Barry Maitland was born in Scotland and moved to Australia to become Professor of Architecture at the University of Newcastle. Maitland's The Marx Sisters was nominated for the John Creasey Award for Best First Novel and The Malcontenta won the Ned Kelly Award for Best Crime Fiction. No Trace is his eighth Brock and Kolla mystery.
In Maitland's gripping new police procedural to feature DCI David Brock and Det. Sgt. Kathy Kolla (after 2004's The Verge Practice), something evil afflicts a group of artists and assorted hangers-on who live in London's Northcote Square. When six-year-old Tracey Rudd, the daughter of the circle's most famous artist, Gabriel Rudd, goes missing, it appears she's the third girl to fall victim to a kidnapper. Soon two of the three girls are found, one dead and the other nearly so. As various members of this community are killed in horrible ways, Brock and Kolla dig through an intricate web of circumstances, which some readers may find too complex. Maitland, an architect who crafts his prose in accord with the dictum that God is in the details, brings the particular world he depicts unforgettably alive. No one who reads this haunting, unnerving work will ever again think about contemporary artists the same way. (Oct.) Copyright 2006 Reed Business Information.
"'Reading any other crime books, especially by someone as good as Maitland, would be too much of a distraction!' John Harvey"

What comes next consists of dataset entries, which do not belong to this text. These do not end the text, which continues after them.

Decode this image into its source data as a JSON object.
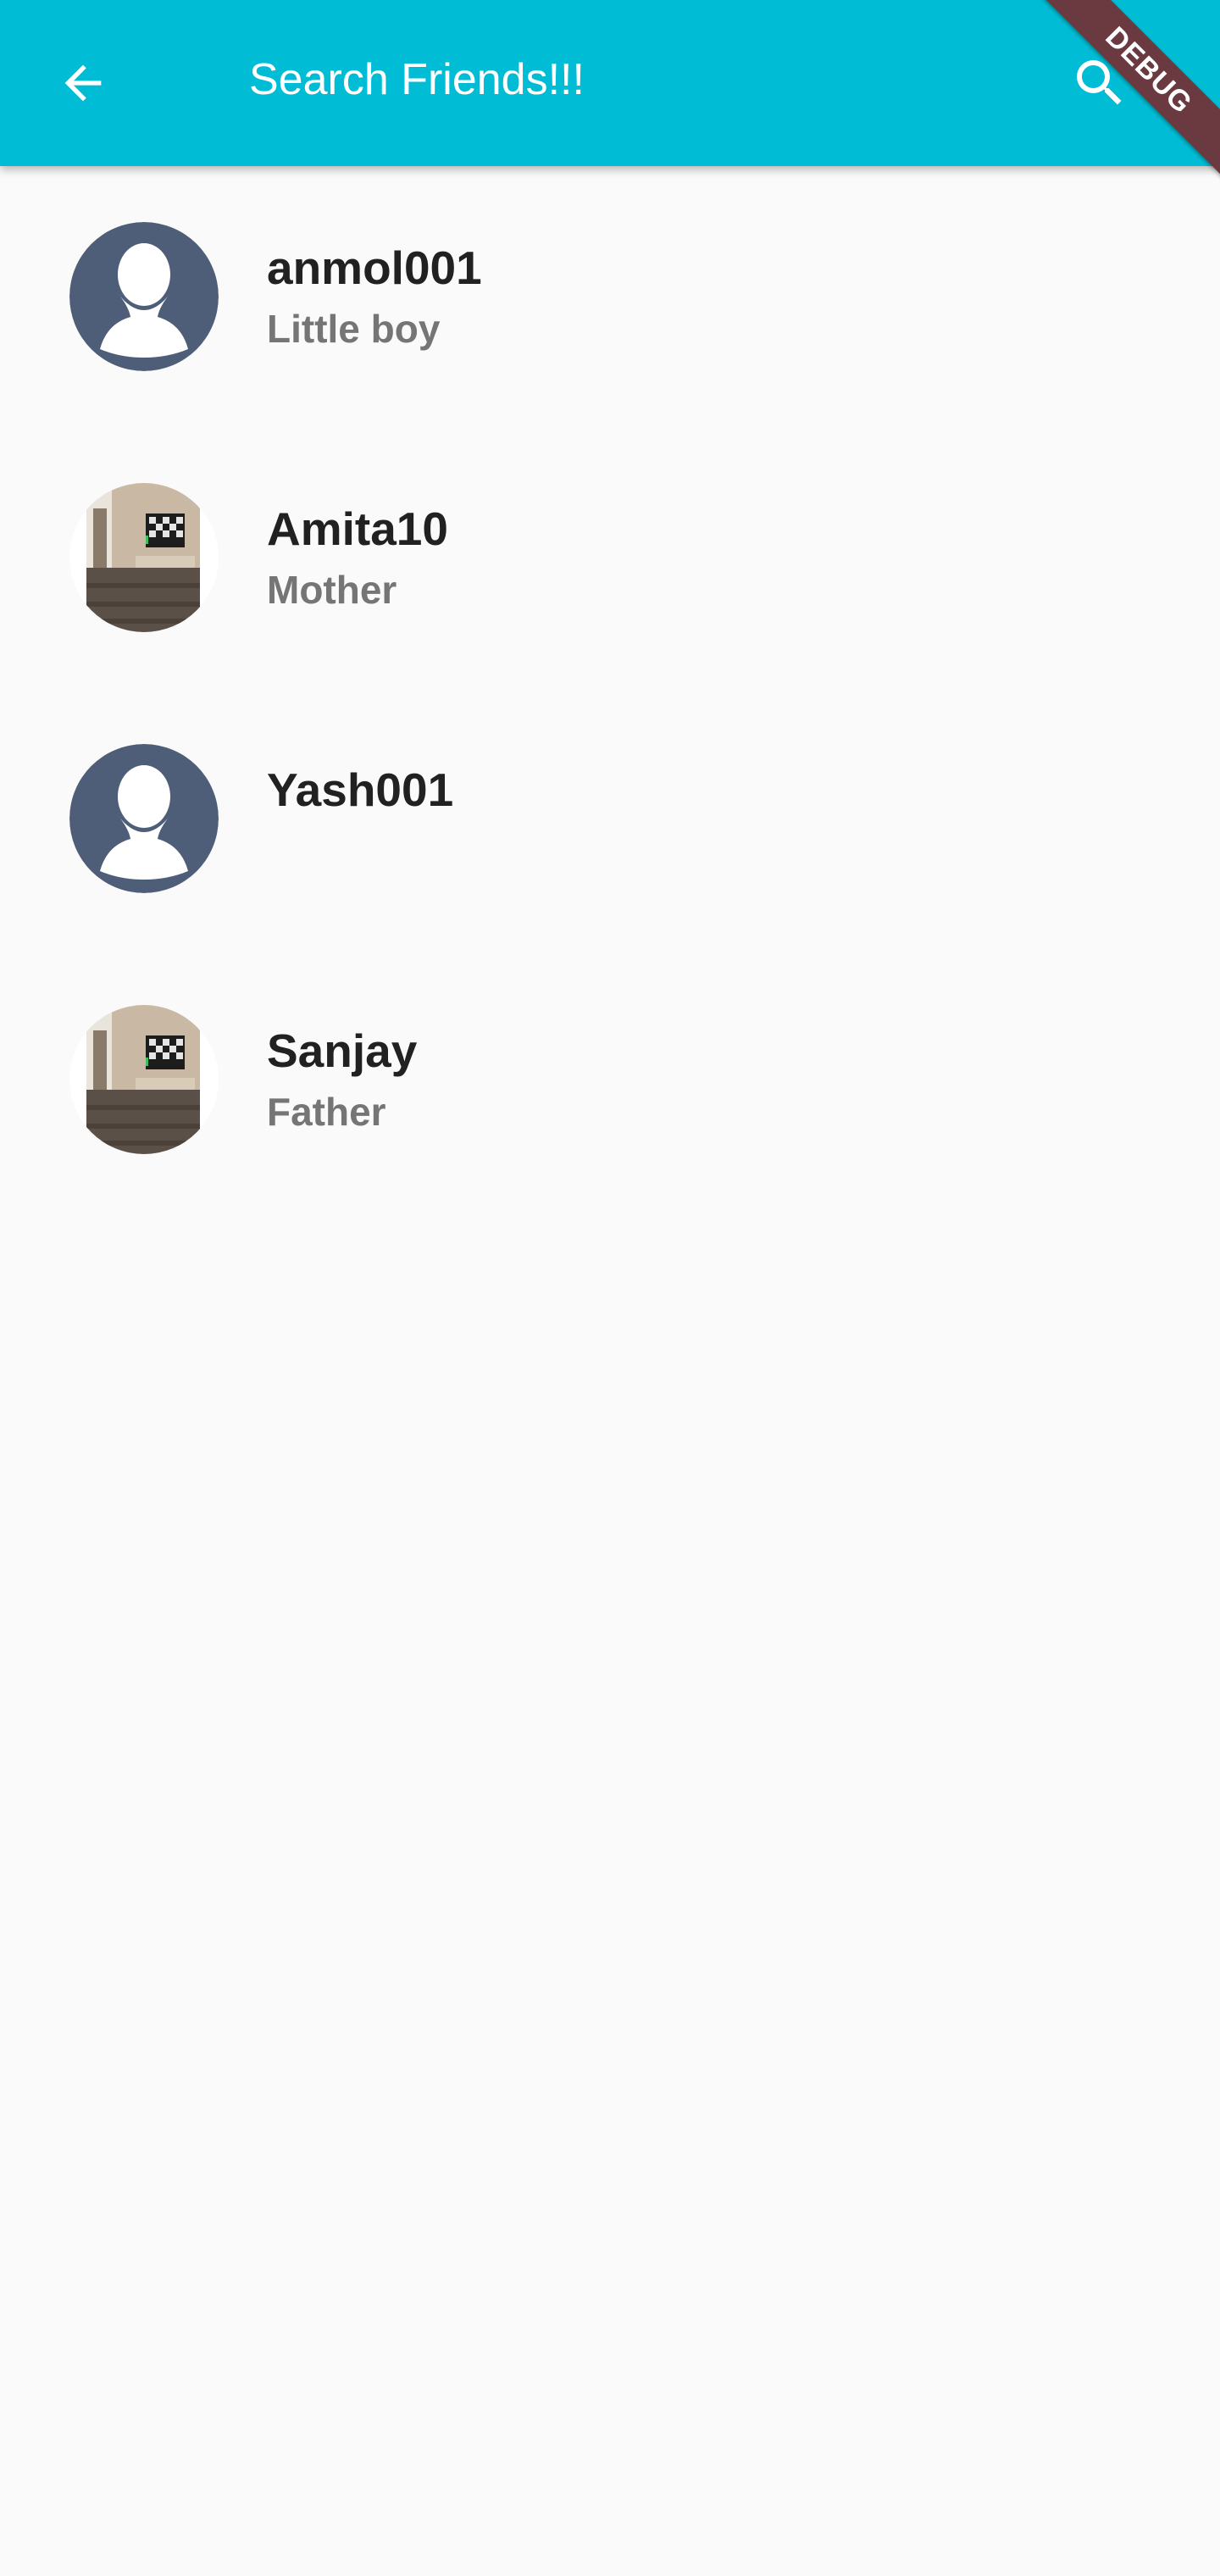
{
  "appbar": {
    "title": "Search Friends!!!",
    "back_icon": "arrow-back-icon",
    "search_icon": "search-icon",
    "color": "#00bcd4"
  },
  "debug_banner": {
    "label": "DEBUG"
  },
  "friends": [
    {
      "name": "anmol001",
      "relation": "Little boy",
      "avatar": "default-person-avatar"
    },
    {
      "name": "Amita10",
      "relation": "Mother",
      "avatar": "room-photo-avatar"
    },
    {
      "name": "Yash001",
      "relation": "",
      "avatar": "default-person-avatar"
    },
    {
      "name": "Sanjay",
      "relation": "Father",
      "avatar": "room-photo-avatar"
    }
  ]
}
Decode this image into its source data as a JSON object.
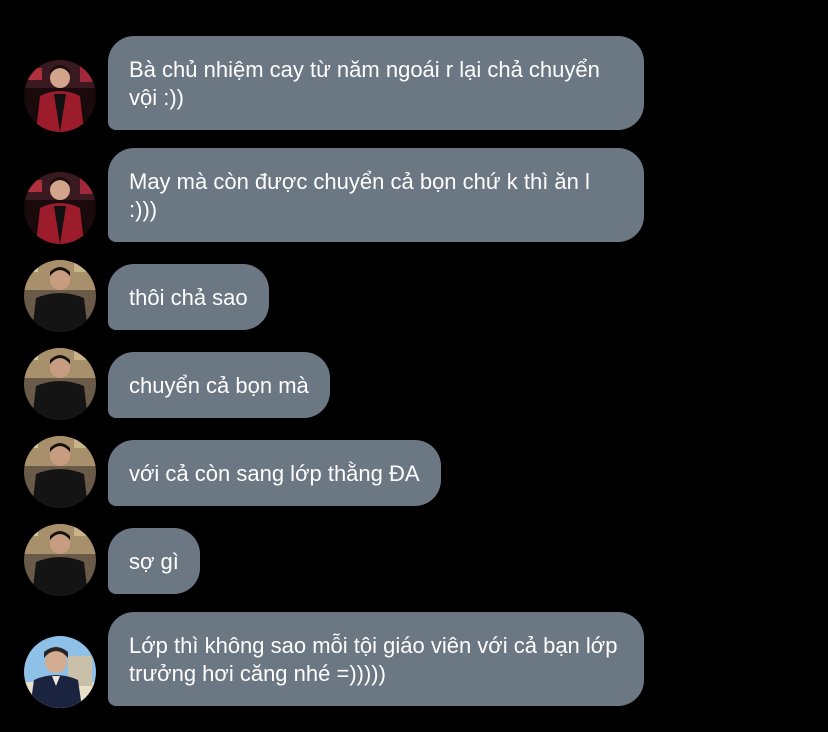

Six-year-old Tracey Rudd is taken from her bedroom at night, the third child to be abducted in London in recent weeks. But her case may be different: Tracey's father is a famous artist who spends more time working than raising his daughter. The body count rises; the Special Operations Team led by Detective Chief Inspector David Brock (Babel) faces demands for a quick solution, while Rudd exploits his daughter's kidnapping for his next show. All of this escalating tension results in life-changing actions and decisions for both Brock and his Sergeant Kathy Kolla. In what may be his best book yet, Maitland starkly contrasts the modern art worldview of life as art/art as life with the police attitude that life is not a game. Fans of British police procedurals by such authors as Jill McGown, Stuart MacBride, and Quentin Jardine will demand this. Highly recommended for all collections. Maitland lives in Newcastle, Australia. Copyright 2006 Reed Business Information.
Three young girls have disappeared—the police think that the first two cases are almost definitely linked, but what of the third missing girl, the daughter of a publicity-seeking artist? Set among the art world in the recently and uneasily gentrified East End of London, Maitland’s eighth Brock and Kolla novel combines a page-turning plot with well-drawn characters. An extra bonus for the reader is Maitland’s use of the police-procedural framework for a deft examination of some of the philosophical complexities and moral quandaries posed by contemporary art. Add to that enough final-chapter twists and turns to keep the reader genuinely guessing until the last moment (and perhaps even beyond) and you have an unusually satisfying crime thriller. The cover blurb’s comparison to Barbara Vine/Ruth Rendell is spot-on: this is a very English-style book from an Australian author—the kind of tale that deserves to end up as a Friday-night miniseries on the ABC. If you and your crime-reading customers haven’t caught on to Maitland yet, this would be a good place to start—while the characters of Brock and Kolla are well established, the banter between them in this book serves as an incentive to go back and read their earlier cases. Tim Coronel is AB&P’s assistant editor C. 2004 Thorpe-Bowker and contributors